JOHN RUPLE is an associate professor of law and fellow with the Wallace Stegner Center for Land Resources and the Environment at the University of Utah’s S.J. Quinney College of Law. He is a faculty affiliate with the university’s Global Change and Sustainability Center and its Institute for Clean and Secure Energy.
CHRISTOPHER A. SIMON is a professor of political science at University of Utah. He conducts research in alternative energy policy, land-use policy, public administration, and military sociology. He is coauthor (with David Bernell) of The Energy Security Dilemma: US Policy and Practice, coauthor (with Brent Steel and Nicholas Lovrich) of State and Local Government: Sustainability in the 21st Century, and sole author of Alternative Energy: Political, Economic, and Social Feasibility and the third edition of Public Policy: Preferences and Outcomes. His articles have appeared in American Politics Research, Armed Forces and Society, Comparative Technology Transfer and Society, Energy Research and Social Science, Land Use Policy Journal, Policy Studies Journal, Public Administration Review, and Social Science Quarterly.
BRENT S. STEEL is a professor and director of the Public Policy Graduate Program in the School of Public Policy at Oregon State University. He teaches courses in comparative public policy, politics, and administration. Steel is coeditor of New Strategies for Wicked Problems: Science and Solutions in the 21st Century and editor of Science and Politics: An A-to-Z Guide to Issues and Controversies.
ERIC TOMAN is an associate professor in the School of Environment and Natural Resources at the Ohio State University. His research examines environmental management decisions in the context of environmental and social change. Born and raised in the Intermountain West, Eric earned his doctoral and master’s degrees in forest resources from Oregon State University and his bachelor’s degree in environmental studies from Utah State University.
KIM G. TROTTER is the US program director of the Yellowstone to Yukon Conservation Initiative (Y2Y). Before joining Y2Y, she served as executive director at the Community Foundation of Teton Valley, and was previously the director of Trout Unlimited’s Idaho Water Project. She received a master of environmental management from Duke University’s Nicholas School of the Environment.
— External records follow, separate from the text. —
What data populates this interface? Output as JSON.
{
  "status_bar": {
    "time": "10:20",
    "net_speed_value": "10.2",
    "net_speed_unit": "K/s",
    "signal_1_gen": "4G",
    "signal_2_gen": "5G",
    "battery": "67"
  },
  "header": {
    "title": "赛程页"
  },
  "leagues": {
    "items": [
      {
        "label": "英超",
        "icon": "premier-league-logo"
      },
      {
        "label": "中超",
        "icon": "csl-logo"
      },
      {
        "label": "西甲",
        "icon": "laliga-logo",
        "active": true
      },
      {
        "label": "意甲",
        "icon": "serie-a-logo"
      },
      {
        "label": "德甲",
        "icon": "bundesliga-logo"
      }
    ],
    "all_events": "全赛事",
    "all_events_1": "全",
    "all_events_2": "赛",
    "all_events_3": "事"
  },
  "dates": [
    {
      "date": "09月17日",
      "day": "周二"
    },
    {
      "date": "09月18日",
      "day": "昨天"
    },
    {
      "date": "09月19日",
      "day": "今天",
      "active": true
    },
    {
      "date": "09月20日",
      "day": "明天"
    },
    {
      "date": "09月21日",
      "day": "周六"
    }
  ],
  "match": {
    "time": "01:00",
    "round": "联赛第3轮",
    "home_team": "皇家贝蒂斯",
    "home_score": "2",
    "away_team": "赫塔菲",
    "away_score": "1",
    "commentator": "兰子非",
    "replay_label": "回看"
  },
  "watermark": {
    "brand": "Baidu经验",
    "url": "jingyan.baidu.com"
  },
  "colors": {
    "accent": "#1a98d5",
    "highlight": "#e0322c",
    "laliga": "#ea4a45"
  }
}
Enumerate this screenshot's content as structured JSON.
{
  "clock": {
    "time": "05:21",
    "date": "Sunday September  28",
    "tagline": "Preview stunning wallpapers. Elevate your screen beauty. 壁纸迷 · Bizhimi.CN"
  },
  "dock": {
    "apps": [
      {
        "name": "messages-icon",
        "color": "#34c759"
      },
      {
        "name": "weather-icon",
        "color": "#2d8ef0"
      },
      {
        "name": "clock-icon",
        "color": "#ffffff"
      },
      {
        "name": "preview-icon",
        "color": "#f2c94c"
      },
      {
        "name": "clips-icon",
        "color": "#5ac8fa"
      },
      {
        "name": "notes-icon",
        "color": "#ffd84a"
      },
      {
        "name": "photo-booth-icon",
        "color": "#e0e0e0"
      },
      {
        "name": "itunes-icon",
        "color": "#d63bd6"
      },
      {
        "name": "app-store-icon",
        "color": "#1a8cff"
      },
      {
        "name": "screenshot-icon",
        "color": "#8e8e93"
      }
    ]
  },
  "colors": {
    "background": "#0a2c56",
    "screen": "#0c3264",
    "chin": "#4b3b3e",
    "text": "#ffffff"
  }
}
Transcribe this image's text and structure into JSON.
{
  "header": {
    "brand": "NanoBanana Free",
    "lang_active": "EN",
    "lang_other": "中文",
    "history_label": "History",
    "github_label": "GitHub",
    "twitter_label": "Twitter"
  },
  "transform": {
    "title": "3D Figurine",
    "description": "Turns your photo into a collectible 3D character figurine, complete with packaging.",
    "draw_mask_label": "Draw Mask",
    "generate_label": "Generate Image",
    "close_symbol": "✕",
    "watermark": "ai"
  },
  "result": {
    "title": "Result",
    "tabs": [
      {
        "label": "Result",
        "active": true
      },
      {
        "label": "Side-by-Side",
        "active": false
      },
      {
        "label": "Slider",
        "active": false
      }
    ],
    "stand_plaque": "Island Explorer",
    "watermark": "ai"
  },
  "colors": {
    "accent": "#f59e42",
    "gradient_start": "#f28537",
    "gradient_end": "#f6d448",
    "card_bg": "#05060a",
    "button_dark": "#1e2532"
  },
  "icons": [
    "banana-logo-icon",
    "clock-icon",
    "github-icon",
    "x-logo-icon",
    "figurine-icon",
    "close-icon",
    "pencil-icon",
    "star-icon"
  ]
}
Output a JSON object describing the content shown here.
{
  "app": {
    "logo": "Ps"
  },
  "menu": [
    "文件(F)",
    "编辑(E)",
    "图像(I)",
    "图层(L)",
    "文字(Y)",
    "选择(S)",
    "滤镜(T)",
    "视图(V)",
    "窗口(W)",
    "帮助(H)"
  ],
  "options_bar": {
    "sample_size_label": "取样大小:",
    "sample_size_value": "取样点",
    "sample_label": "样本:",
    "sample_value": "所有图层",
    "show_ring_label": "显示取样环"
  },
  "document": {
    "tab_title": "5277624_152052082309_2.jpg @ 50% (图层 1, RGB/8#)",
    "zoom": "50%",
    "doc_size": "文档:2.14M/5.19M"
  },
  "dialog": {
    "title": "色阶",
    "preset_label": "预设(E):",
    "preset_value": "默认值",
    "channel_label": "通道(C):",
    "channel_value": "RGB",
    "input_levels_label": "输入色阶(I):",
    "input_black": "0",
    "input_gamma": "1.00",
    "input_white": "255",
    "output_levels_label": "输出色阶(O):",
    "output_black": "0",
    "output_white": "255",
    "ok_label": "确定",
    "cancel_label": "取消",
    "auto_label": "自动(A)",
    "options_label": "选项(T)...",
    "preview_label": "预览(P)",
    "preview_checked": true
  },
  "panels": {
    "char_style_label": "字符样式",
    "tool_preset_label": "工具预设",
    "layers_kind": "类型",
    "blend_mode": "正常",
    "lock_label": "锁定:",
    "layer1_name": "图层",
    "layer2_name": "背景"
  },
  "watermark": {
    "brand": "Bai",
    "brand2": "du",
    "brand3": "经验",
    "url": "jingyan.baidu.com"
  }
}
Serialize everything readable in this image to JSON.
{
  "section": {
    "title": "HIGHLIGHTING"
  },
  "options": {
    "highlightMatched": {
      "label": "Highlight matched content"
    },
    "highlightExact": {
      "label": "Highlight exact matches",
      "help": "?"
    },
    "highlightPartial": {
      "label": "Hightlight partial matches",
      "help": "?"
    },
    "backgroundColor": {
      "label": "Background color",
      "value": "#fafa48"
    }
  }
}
REBECCA L. WARNER is a professor of sociology in the School of Public Policy at Oregon State University, where she teaches courses in research methods. She is the principal investigator of Oregon State Advance, a five-year program funded by the National Science Foundation to broaden the implementation of evidence-based systemic change strategies that promote equity for science, technology, engineering, and mathematics faculty in academic workplaces and the academic profession. Professor Warner has published on environmental policy, science policy, and renewable energy policy in journals such as the Journal of Rural Community and Development, Environmental Management, Science, Technology, and Human Values, and Comparative Technology Transfer and Society.
ERIKA ALLEN WOLTERS is an assistant professor in the School of Public Policy at Oregon State University. She is the former director of Oregon State University’s Policy Analysis Laboratory. Her research and teaching interests include science and policy, environmental politics and policy, and the politics of climate change. She is coauthor of When Ideology Trumps Science: Why We Question the Experts on Everything from Climate Change to Vaccinations.
HILARY C. YOUNG is the Alberta program manager for the Yellowstone to Yukon Conservation Initiative. The connectivity of habitats at different scales was a key component of her PhD work, which focused on how animals in Alberta’s Kananaskis Country move in and around forest cut blocks.